The process is referred to as simple, but is way beyond my comprehension.  However the orchids seem to have no trouble in generating it through their calli (with a need for sunlight).  Some 7 chiloglottones have been identified and in some cases it has been found that like a good red wine a blend is what works.

Work has also been undertaken on Drakaea, a WA genus of orchids.  I don't have a personal image of same, so have acquired this of Drakaea glyptodon from the Atlas of Living Australia.
The common name of this genus is 'Hammer Orchids' and when a wasp lands on the labellum the wasp becomes pressed against the column before flying off laden with pollen.  Again a chemical has been identified but in this case it is a pyrazine - with no oxygen atoms but some Nitrogen.  Here is its structure:
Unlike chilogottones, pyrazines are widespread.

Another species emits a compound with sulphur in the molecule, but about this point my brain started to run up a white flag and notes became fewer.  The final element was about a Caladenia - possibly C. pectinata [MB comment: still without wishing to get too deeply into  nomenclature wars, in many places East of the Nullabor that would be known as Arachnorchis pectinata as it is a spider orchid.] which is pictured below
The interesting bit of this is that the chemical is produced in the tips of the sepals rather than the labellum.

There is currently no information as to how all these mechanisms have evolved.  Working that out will take time - 10+ years!

BTW if you were lured here by the first word in the Subject: sorry.  But at least you were interested enough to get this far!


Ian Fraser said...

Excellent summary thanks Martin. I'm sure you're right about orchids not colonising whales, but given everything else we know I'd not be at all surprised if it turned out that whales pollinated orchids!

Denis Wilson said...

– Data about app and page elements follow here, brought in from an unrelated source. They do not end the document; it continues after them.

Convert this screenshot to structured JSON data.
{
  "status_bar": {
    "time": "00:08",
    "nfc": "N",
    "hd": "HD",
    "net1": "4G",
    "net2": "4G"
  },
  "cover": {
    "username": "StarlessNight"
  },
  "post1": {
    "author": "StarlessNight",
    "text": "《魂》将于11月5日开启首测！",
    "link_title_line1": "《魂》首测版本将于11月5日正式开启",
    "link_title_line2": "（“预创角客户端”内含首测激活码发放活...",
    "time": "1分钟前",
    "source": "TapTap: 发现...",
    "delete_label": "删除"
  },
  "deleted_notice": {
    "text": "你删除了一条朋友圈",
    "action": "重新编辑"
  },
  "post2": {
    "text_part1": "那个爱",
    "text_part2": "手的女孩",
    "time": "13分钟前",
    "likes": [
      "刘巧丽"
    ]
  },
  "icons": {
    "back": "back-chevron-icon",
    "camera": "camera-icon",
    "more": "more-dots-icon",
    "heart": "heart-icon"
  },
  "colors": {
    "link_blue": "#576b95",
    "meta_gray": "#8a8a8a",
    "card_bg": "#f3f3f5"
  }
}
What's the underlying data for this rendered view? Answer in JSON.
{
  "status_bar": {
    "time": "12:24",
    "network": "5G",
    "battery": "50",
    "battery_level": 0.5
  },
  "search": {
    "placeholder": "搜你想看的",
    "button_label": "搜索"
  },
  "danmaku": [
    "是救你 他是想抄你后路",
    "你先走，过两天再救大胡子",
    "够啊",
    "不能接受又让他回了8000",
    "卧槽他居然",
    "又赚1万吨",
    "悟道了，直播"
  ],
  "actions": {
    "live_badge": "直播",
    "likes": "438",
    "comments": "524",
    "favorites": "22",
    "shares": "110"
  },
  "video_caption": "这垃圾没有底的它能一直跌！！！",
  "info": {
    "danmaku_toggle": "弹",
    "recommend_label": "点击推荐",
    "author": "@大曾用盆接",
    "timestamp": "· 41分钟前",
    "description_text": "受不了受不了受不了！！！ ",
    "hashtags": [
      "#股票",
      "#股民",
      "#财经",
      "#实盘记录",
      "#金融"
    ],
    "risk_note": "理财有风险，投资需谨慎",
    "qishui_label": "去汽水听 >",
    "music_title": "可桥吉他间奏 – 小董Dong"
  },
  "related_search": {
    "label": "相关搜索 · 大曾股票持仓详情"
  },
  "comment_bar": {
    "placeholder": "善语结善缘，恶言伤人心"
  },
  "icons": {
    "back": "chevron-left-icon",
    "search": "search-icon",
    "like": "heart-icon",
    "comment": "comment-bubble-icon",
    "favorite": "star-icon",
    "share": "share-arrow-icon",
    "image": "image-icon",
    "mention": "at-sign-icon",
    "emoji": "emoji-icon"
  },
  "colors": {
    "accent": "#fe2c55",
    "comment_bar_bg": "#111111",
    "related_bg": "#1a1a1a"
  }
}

Nice presentation of Rod Peakall's talk. I had hoped some other friends from Canberra would go and report back to me. But they all seem to have got the Lurgi.
I enjoyed your report. Well done.